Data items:
====
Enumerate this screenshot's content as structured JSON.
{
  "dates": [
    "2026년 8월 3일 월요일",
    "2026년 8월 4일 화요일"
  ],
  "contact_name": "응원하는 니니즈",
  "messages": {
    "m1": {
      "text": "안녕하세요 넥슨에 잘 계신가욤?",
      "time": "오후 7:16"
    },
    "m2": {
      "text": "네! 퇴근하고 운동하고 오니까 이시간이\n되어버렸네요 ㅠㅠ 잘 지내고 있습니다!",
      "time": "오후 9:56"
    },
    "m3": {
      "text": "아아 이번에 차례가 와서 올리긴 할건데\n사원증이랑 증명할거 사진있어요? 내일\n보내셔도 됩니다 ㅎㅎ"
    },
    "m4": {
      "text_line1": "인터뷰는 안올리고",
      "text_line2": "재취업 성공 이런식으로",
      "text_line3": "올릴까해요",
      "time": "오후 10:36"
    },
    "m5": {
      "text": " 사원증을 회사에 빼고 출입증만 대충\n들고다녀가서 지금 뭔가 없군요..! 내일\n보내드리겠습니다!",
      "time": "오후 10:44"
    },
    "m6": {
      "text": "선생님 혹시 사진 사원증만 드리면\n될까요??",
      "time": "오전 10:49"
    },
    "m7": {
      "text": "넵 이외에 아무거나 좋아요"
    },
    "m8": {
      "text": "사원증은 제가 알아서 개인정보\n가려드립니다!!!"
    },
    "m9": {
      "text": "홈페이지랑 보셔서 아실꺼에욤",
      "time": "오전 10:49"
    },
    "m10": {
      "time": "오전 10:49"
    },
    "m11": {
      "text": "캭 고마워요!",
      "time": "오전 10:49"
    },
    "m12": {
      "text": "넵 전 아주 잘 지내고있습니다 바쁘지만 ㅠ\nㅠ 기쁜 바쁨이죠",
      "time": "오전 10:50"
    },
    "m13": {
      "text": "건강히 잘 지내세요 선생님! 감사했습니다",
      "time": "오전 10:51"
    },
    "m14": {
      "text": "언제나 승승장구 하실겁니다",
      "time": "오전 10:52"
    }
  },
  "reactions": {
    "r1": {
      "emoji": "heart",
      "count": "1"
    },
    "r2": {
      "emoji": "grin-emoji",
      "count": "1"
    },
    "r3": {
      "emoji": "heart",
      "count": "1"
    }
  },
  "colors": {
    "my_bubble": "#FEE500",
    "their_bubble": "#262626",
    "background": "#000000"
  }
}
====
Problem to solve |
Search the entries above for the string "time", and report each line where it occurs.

Response to this exercise |
      "time": "오후 7:16"
      "time": "오후 9:56"
      "time": "오후 10:36"
      "time": "오후 10:44"
      "time": "오전 10:49"
      "time": "오전 10:49"
      "time": "오전 10:49"
      "time": "오전 10:49"
      "time": "오전 10:50"
      "time": "오전 10:51"
      "time": "오전 10:52"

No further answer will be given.